“But falling over you, is the news of the day”
Just a line from “The Ghost in You” from the Psychedelic Furs
Running through my old Cassette tapes (kids, google this, and you’ll know what they are) and ran into some mixed New Wave tapes. Being mostly an alternative fan, its no surprise that I do enjoy an array of 80s New Wave (Pop Wave), as alternative music has its roots from New Wave. Think of it during the 80s, its considered alternative in all its rights, but fast forward to present, its not called “New Wave”… another analogy would be 70s Classic Rock… It wasn’t called “Classic” until years later.
In fact, even granted the blessing to have been able to have my childhood in the 90s, I was treated to music from bands like, Nirvana, Gin Blossoms, Smashing Pumpkins, and many, many more that I can’t recall as of now, I wasn’t really into rock music, let alone, had the urge to learn an instrument. It wasn’t until I sat down with both my sisters to watch a rerun of MTV Unplugged featuring, what would eventually my all time favorite band and my main inspiration to learn the guitar and several other instruments, The Cure.
First time I heard one of their defining songs, “Friday, I’m in Love”, all the nursery rhymes that I have meticulously memorized (even to the point that I noticed the Twinkle Twinkle song has the same melody as that Barney song) have drastically wiped out of the convolutions of my brain. And my being a fan of The Cure, and eventually the whole New Wave (Alternative genre), began in that mere 4mins.
Today, in retrospect, I have no regrets in being biased to this genre of music and turn a whim on the rest.

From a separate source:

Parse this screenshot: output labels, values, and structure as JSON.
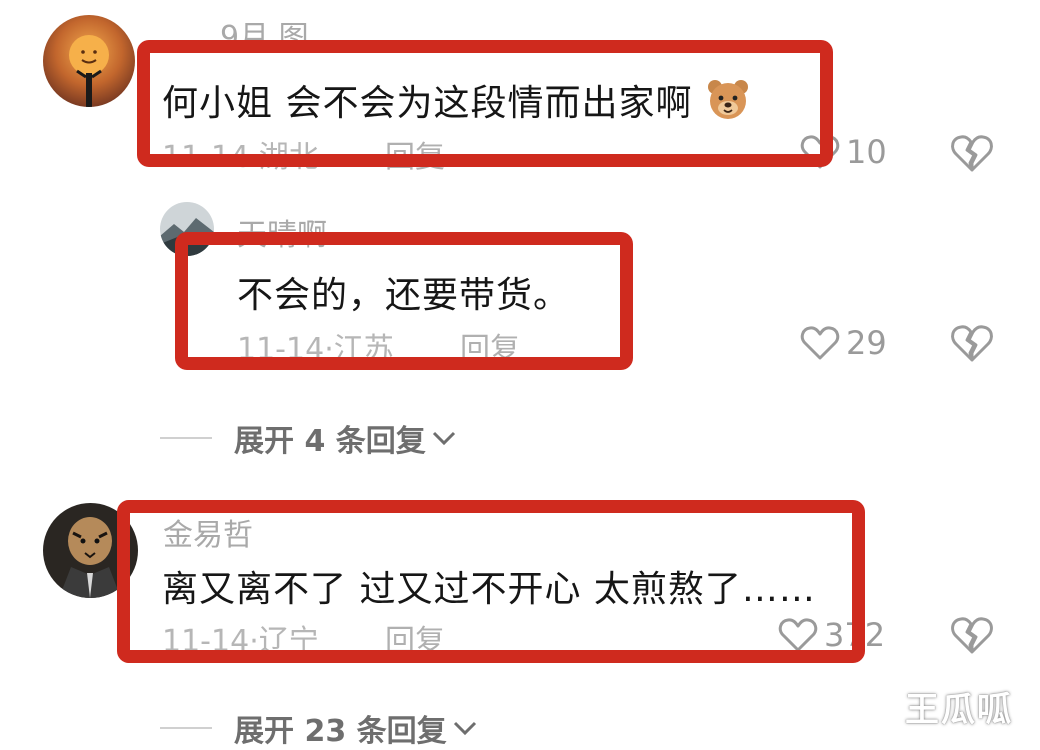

They were, and still are, better songs that were written for the sake of giving back something to music and not entirely for the sake of releasing something to please your record company and stay in the context of your contract.
Music from the 60s-90s folk/classic/alternative rock are what I usually listen to (well, the only “recent” music I listen to some from Japanese bands… IDK why…), and during those times, such simple times, you can really feel the creativity placed in each song to overcome any technical limitations at the time of their recording.
What about music today? Other than the few western bands and Japanese bands, I hardly listen to any recent songs. I find them less appealing and meaningful, but that’s just me. Who knows, the songs of today might be treasured in the next generation similar to how the past generations’ music made me treasure them. But for now, the music of today is not for me to treasure, we’ll leave it to the next time a 7 year old boy sits next to his siblings watching a rerun of an acoustic set of his eventual favorite band/artist.